CIT Coin Invest AG has designed on behalf of Mongolia a new issue in their Evolution of Life series dedicated to Pterosaur, the “flying dinosaurs” as they are generally called. The coin is minted in silver with antique finish, and in gold.
The obverse features the coat of arms of the Mongolian National Bank, below in Cyrillic spelling 500 togrog, MONGOLIA 1 oz .999 SILVER in Latin spelling in the exergue.
The reverse presents the fossils of a pterosaur, namely the Noripterus parvus found in Mongolia, above PTEROSAURIA and CRETACEOUS PERIOD, below EVOLUTION of Life 2018. While the rugged background is reminiscent of a lithic surface, the elaborately rose-gilded skeleton protrudes from said background.
The small gold coin depicts the same fossil, above Pterosaur, below 2018 EVOLUTION including a small ammonite in front of the word Evolution. The coins are minted by B.H. Mayer’s Kunstprägeanstalt, Munich.
Pterosaurs are some of the most fascinating creatures in earth’s history. Due to their large wing membranes they were the first vertebrates capable to fly autonomously.
One particularly interesting representative of this species is Noripterus parvus whose fossils were discovered in Mongolia. The site of the find, Tsagaantsav Svita, is a geological formation originating from the early Cretaceous period, which is an era of the earth’s history that began about 145 million years ago.
The fossils of Noripterus parvus were first described in 1982. Reconstructions allow for the assumption of an impressive wingspan of 4 meters. The Noripterus’ preferred food allegedly was shellfish, which it cracked using its strong jaws.

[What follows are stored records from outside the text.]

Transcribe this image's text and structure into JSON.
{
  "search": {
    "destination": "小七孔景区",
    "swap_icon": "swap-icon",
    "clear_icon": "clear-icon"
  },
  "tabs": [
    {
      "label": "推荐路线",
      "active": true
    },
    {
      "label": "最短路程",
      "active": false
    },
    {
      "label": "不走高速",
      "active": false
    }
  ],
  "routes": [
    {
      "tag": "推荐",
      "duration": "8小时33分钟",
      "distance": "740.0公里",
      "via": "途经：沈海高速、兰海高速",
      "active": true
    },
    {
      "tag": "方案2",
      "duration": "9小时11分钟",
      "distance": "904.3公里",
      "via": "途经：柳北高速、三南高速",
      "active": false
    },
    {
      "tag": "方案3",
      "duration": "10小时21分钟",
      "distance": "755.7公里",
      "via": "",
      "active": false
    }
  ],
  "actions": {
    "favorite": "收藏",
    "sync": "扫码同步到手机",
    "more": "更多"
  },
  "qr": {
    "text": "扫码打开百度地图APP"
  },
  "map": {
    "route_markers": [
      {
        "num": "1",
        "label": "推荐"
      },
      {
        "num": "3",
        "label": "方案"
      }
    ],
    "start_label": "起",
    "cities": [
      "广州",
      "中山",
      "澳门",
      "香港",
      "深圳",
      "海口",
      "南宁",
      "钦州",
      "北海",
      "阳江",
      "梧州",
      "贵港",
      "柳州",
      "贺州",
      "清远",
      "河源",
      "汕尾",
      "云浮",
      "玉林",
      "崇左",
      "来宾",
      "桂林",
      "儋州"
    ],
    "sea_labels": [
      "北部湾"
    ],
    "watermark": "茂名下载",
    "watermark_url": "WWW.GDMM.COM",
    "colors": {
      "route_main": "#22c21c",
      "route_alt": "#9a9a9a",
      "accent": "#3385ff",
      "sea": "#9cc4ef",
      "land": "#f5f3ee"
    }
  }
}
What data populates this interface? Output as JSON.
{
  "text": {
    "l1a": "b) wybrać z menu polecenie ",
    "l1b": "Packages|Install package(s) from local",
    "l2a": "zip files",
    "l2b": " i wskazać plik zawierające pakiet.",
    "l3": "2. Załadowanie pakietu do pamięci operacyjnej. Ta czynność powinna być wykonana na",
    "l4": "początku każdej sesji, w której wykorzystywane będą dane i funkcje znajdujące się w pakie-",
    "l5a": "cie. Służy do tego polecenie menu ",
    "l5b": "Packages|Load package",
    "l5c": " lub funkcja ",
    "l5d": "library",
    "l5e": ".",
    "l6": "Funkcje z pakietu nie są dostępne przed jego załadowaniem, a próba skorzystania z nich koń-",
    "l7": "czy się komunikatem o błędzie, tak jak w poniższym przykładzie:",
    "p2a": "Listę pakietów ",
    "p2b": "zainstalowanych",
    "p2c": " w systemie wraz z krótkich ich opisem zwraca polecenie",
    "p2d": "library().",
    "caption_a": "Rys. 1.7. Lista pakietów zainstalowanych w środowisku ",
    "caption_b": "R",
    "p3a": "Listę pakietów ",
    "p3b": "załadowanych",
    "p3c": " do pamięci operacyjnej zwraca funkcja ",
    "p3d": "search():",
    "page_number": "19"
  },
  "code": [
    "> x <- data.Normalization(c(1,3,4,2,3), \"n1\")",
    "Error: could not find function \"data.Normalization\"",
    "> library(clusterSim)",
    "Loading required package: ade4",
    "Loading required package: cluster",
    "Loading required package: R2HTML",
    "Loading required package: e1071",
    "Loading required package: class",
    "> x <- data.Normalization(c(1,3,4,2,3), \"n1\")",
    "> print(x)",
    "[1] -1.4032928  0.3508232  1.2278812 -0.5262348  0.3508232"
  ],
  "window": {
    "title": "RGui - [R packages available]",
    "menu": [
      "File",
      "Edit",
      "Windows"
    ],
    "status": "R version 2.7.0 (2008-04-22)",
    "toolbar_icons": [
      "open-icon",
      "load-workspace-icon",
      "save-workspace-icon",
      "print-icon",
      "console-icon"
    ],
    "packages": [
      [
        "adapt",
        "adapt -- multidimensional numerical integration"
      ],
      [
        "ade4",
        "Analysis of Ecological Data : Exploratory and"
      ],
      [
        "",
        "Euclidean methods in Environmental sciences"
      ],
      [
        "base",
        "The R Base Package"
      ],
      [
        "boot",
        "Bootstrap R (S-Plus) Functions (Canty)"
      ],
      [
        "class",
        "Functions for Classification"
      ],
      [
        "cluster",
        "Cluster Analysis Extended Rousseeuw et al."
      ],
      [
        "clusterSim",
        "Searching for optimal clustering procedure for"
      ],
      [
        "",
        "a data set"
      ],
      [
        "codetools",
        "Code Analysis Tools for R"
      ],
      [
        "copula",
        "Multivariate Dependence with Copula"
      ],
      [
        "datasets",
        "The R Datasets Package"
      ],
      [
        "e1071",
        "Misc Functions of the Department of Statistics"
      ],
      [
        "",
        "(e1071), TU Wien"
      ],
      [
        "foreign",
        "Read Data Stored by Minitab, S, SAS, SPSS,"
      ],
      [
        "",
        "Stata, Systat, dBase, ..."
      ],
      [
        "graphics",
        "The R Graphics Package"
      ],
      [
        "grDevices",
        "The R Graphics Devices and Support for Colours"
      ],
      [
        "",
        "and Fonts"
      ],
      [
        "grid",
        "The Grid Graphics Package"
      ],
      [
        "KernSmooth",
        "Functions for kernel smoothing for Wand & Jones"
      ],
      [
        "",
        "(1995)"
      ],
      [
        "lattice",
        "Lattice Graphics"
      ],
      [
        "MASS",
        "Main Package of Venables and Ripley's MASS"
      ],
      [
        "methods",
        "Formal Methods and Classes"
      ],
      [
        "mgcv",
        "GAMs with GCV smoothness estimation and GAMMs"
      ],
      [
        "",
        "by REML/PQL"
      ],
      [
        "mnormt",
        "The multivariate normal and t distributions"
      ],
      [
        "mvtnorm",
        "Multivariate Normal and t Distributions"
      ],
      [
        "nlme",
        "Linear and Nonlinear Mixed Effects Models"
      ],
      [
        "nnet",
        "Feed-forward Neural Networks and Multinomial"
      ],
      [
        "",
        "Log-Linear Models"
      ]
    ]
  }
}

Following Ammonite, Trilobite, and Ichthyosaur, Pterosaur is the fourth coin to be issued as part of the “Evolution of Life” series. Just like the previous pieces, this coin was struck in a special procedure which results in the reverse of the silver coin appearing stone-like. The fossil struck in high relief by applying smartminting technology is further accentuated by its rose gilding. To apply rose gilding as delicately as the pterosaur’s fine skeleton requires it, the best possible artisanal skills are needed.
Every coin of this series was sold out shortly after it was issued. Some fossil collectors may thus opt for the small gold coin as an alternative since it is being issued at a much higher mintage. It features the same fossil’s skeleton in the same position as is seen on the silver coin.
Learn more about this coin on the CIT website.
Flying dinosaurs are presented in this short film.